Some would argue that the key to a good grilled cheese is – duh – the cheese. I would agree, but I would argue that the bread is of equal importance. I would also argue that a super simple loaf of crusty, no-knead bread is super important. The outer edge is, as the name implies, amazingly crusty while the center is soft and airy and so flavorful!
I sort-of can’t believe that it took me so long to try this bread. My eye has been on it since my friend Audra posted it a while back and, this Christmas, I received a very pretty red cast-iron Dutch oven which now proudly sits on top of my stove at all times. I couldn’t be more in love with a pot than this one. Obviously it took a slew of grilled cheese ideas for this month to finally propel me to take the plunge.
And obviously, we loved this bread. I’m somewhat embarrassed (but not really) to admit that this loaf of bread was gone within 8 hours of baking it. I made a couple of grilled cheese sandwiches with it (perfecto!) and then we snacked on the rest of it with a friend before and during dinner. There is so much flavor packed into only FOUR ingredients. Four.

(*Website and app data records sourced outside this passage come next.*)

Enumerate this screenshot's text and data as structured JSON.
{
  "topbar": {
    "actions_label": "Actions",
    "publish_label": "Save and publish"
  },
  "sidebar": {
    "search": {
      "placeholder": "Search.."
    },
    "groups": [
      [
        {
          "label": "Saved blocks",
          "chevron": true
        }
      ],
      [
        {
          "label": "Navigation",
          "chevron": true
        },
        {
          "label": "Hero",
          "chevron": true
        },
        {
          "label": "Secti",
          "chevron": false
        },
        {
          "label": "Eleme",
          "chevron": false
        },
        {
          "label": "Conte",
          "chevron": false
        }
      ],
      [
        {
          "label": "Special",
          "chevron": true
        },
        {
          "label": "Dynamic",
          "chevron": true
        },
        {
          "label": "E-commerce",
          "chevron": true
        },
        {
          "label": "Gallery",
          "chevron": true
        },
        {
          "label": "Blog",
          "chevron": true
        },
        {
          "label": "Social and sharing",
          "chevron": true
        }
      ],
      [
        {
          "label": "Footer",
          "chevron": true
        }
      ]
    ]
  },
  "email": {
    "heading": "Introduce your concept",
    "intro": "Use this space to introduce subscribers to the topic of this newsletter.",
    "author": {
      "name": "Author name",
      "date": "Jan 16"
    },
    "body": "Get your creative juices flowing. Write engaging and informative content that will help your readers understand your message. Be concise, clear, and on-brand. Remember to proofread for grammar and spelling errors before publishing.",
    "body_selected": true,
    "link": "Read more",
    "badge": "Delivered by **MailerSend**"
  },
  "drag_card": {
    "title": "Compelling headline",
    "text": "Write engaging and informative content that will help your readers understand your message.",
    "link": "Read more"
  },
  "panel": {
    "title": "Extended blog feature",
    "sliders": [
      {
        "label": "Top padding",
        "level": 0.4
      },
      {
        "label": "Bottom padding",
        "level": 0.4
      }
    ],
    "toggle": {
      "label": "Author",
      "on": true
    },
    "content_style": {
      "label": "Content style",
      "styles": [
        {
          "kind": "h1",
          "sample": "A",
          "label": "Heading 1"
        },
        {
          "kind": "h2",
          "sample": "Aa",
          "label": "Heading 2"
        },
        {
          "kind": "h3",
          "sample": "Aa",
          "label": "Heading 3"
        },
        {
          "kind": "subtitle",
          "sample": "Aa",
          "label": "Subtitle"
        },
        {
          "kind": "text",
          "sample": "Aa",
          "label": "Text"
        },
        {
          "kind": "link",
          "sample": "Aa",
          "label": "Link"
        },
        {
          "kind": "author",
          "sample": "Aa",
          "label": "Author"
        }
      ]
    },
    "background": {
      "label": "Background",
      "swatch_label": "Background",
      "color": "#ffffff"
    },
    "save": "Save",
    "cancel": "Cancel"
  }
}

The steps are simple:
1. You mix the flour, water, yeast and salt in a bowl (above left). The mixture will be wet and shaggy. You then cover and let it sit. And rise. And sit and rise some more.
2. Then it will look bubbly, a little smooth, but still wet (above, center).
3. You turn it out onto a floured surface, shape into a ball (above, right), and then bake it up for less than 45 minutes in a cast-iron Dutch oven (below). And then devour.
The bread was incredible as-is but even a little better with a slather of butter. And even a little better than that with some cheese and other stuff sandwiched between two slices. Bottom line – I’m sold on no-knead crusty bread!
No-Knead Crusty Dutch Oven Bread
Yield: 1 loaf
Total Time: 8-18 hours
Simple and fuss-free artisan bread baked in a Dutch oven. And the best part - no knead!
3 cups all-purpose flour + more for dusting
2 tsp. instant yeast (I used Red Star Platinum Yeast)
1 1/2 tsp. kosher salt
1 1/2 cups warm water (110 degrees)
Mix the flour, yeast and salt in a large glass bowl. Add the water and stir just until all the dry ingredients are combined. The dough will be wet and shaggy. Cover semi-loosely with plastic wrap and set aside to rise. The dough should rise for a minimum of 8 hours, up to 24 hours. I let this one rise for 18 hours and I kept it on the counter to rise; it more than doubled in volume.
Once the dough has risen, place your covered Dutch oven into the oven and preheat the oven to 450 degrees. While the oven(s) heat up, turn the dough out onto a floured surface with floured hands. The dough will be ultra-sticky, but do your best to shape into a ball without adding too much extra flour. Cover loosely with plastic wrap while the oven heats to 450.
Remove the Dutch oven and (with floured hands) place the dough ball into the Dutch oven. Place the lid on and bake for 30 minutes. After 30 minutes, remove the lid and bake for an additional 10 - 15 minutes, until the top of the loaf is golden brown.
Remove from the oven and cool. Or cut while hot because nothing is better than a slice of fresh hot homemade bread!
On the dough rising: I let this one rise for 18 hours and I kept it on the counter to rise; it more than doubled in volume.
On the Dutch oven: I used a round 5-quart cast-iron Dutch oven with an enamel lining. You can use an oval one, larger or smaller, but probably will want at least a 3 or 4 quart size. If you do not have a Dutch oven, you can bake on a cookie sheet lined with parchment paper or on a baking stone. Check out the post by Simply So Good (linked below) for more information.
I absolutely did not need any oil in my Dutch oven...the dough didn't stick. If your pot doesn't have an enamel coating, you might need some, but from other posts I have read, oil or added fat isn't necessary.
I used more yeast in this recipe than any others I have found and I did this because I wanted a heavy yeast flavor. If you aren't such a fan, you can decrease it to 1 teaspoon. I also used a lot of salt because I love salt and I wanted a very flavorful loaf but if you have concerns, play around with the amount until you get it right for you.